INSTRUCTIONS FOR THE TASK - Which lines of the data contain the string "Lift"? Show each of them.

----------------

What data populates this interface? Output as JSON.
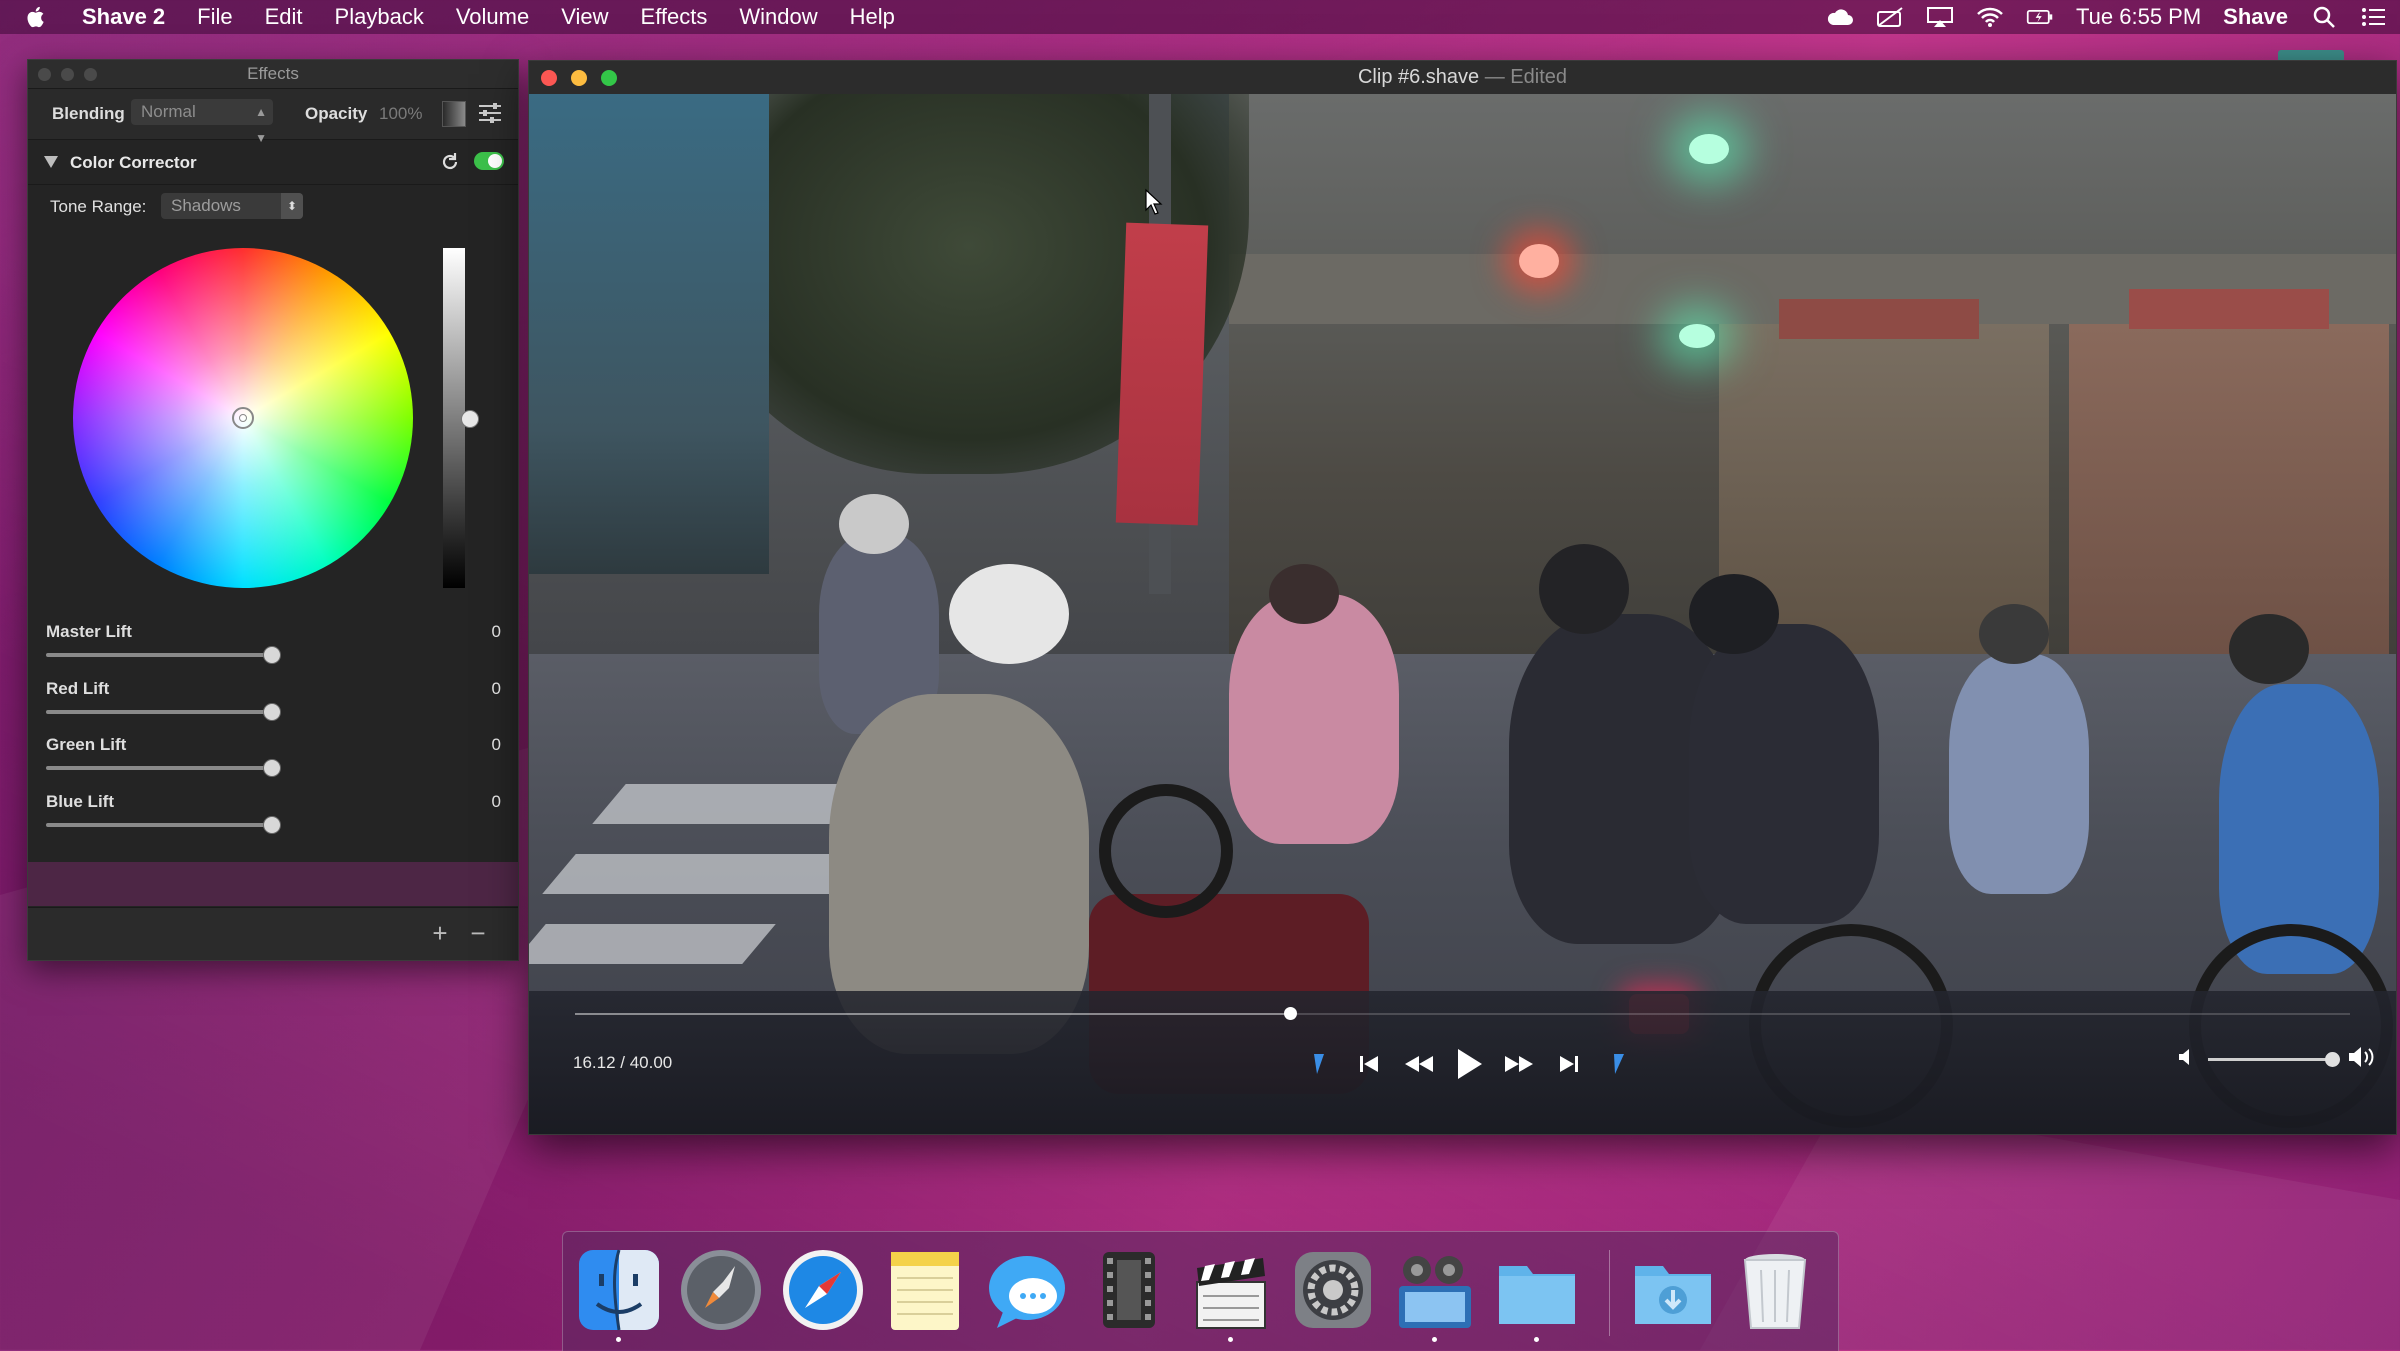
{
  "menubar": {
    "app_name": "Shave 2",
    "menus": [
      "File",
      "Edit",
      "Playback",
      "Volume",
      "View",
      "Effects",
      "Window",
      "Help"
    ],
    "clock": "Tue 6:55 PM",
    "user": "Shave",
    "status_icons": [
      "cloud-icon",
      "camera-off-icon",
      "airplay-icon",
      "wifi-icon",
      "battery-charging-icon"
    ]
  },
  "effects_panel": {
    "title": "Effects",
    "blending_label": "Blending",
    "blending_value": "Normal",
    "opacity_label": "Opacity",
    "opacity_value": "100%",
    "color_corrector": {
      "title": "Color Corrector",
      "enabled": true,
      "tone_range_label": "Tone Range:",
      "tone_range_value": "Shadows",
      "sliders": [
        {
          "label": "Master Lift",
          "value": "0"
        },
        {
          "label": "Red Lift",
          "value": "0"
        },
        {
          "label": "Green Lift",
          "value": "0"
        },
        {
          "label": "Blue Lift",
          "value": "0"
        }
      ]
    },
    "add_label": "+",
    "remove_label": "−"
  },
  "player": {
    "title": "Clip #6.shave",
    "separator": "—",
    "status": "Edited",
    "time_display": "16.12 / 40.00",
    "progress_fraction": 0.403,
    "volume_fraction": 1.0
  },
  "dock": {
    "apps": [
      {
        "name": "finder-icon",
        "running": true
      },
      {
        "name": "launchpad-icon",
        "running": false
      },
      {
        "name": "safari-icon",
        "running": false
      },
      {
        "name": "notes-icon",
        "running": false
      },
      {
        "name": "messages-icon",
        "running": false
      },
      {
        "name": "film-reel-icon",
        "running": false
      },
      {
        "name": "clapperboard-icon",
        "running": true
      },
      {
        "name": "system-preferences-icon",
        "running": false
      },
      {
        "name": "movie-app-icon",
        "running": true
      },
      {
        "name": "folder-icon",
        "running": true
      },
      {
        "name": "downloads-folder-icon",
        "running": false
      },
      {
        "name": "trash-icon",
        "running": false
      }
    ]
  },
  "colors": {
    "toggle_on": "#3cc04a",
    "close": "#fc5753",
    "minimize": "#fdbc40",
    "zoom": "#33c748",
    "marker_blue": "#3a8ee6"
  }
}
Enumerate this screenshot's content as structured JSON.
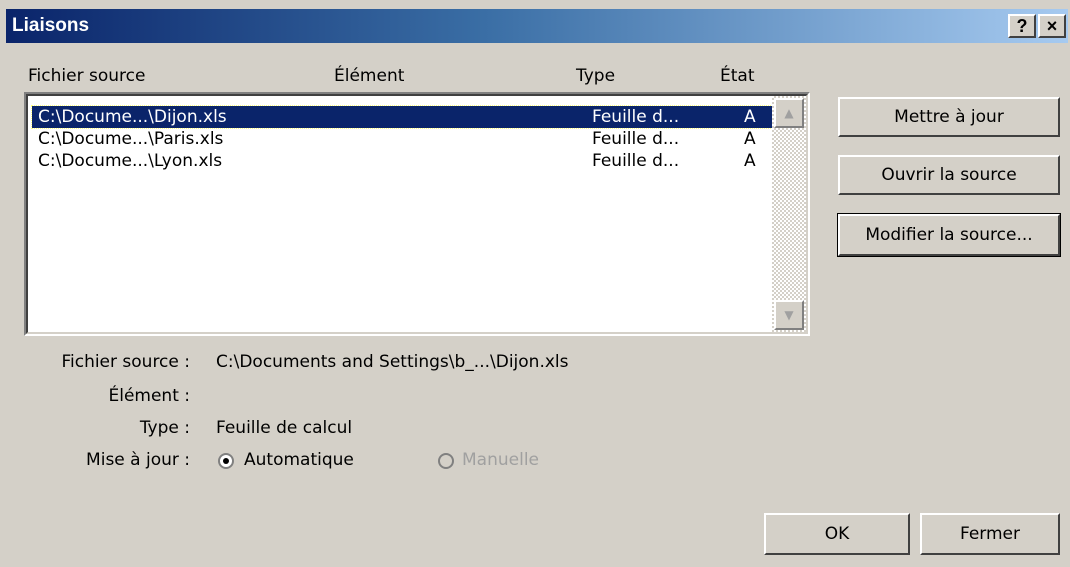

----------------

SOLUTION BELOW -
          "label": "Master Lift",
          "label": "Red Lift",
          "label": "Green Lift",
          "label": "Blue Lift",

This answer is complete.